WHAT YOU WILL DO – From the entries, copy out every line in which the word "Budgetbot" is found.

════════

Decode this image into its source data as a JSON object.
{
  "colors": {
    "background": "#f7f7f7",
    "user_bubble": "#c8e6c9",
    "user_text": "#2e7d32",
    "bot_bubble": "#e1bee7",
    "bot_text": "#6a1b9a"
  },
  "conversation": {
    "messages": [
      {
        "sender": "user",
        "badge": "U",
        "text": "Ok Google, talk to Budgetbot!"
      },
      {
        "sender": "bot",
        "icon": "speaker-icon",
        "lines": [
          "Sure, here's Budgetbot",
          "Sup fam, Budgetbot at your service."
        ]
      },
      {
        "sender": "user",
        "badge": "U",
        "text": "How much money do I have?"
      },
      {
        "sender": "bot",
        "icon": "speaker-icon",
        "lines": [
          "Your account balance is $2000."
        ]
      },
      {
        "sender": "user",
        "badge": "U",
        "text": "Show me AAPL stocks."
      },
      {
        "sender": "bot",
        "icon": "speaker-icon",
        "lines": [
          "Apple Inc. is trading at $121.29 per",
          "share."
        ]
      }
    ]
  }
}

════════

EXPECTED ANSWER –
        "text": "Ok Google, talk to Budgetbot!"
          "Sure, here's Budgetbot",
          "Sup fam, Budgetbot at your service."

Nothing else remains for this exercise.